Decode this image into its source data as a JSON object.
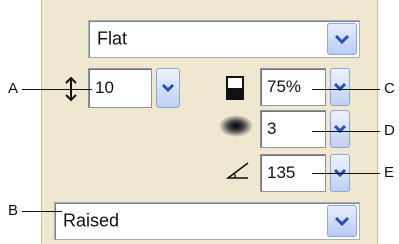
{
  "style_dropdown": {
    "value": "Flat"
  },
  "height": {
    "value": "10"
  },
  "opacity": {
    "value": "75%"
  },
  "softness": {
    "value": "3"
  },
  "angle": {
    "value": "135"
  },
  "bevel_dropdown": {
    "value": "Raised"
  },
  "callouts": {
    "a": "A",
    "b": "B",
    "c": "C",
    "d": "D",
    "e": "E"
  },
  "icons": [
    "up-down-arrow-icon",
    "opacity-icon",
    "softness-icon",
    "angle-icon",
    "chevron-down-icon"
  ]
}
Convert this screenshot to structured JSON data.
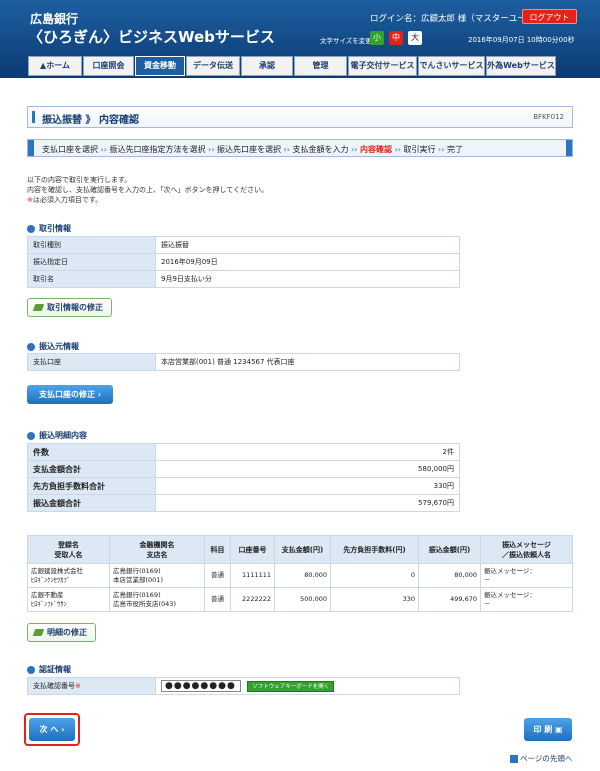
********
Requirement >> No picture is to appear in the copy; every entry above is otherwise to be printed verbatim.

Answer to this task >>
Decode this image into its source data as a JSON object.
{
  "style_dropdown": {
    "value": "Flat"
  },
  "height": {
    "value": "10"
  },
  "opacity": {
    "value": "75%"
  },
  "softness": {
    "value": "3"
  },
  "angle": {
    "value": "135"
  },
  "bevel_dropdown": {
    "value": "Raised"
  },
  "callouts": {
    "a": "A",
    "b": "B",
    "c": "C",
    "d": "D",
    "e": "E"
  },
  "icons": [
    "up-down-arrow-icon",
    "opacity-icon",
    "softness-icon",
    "angle-icon",
    "chevron-down-icon"
  ]
}
Convert this screenshot to structured JSON data.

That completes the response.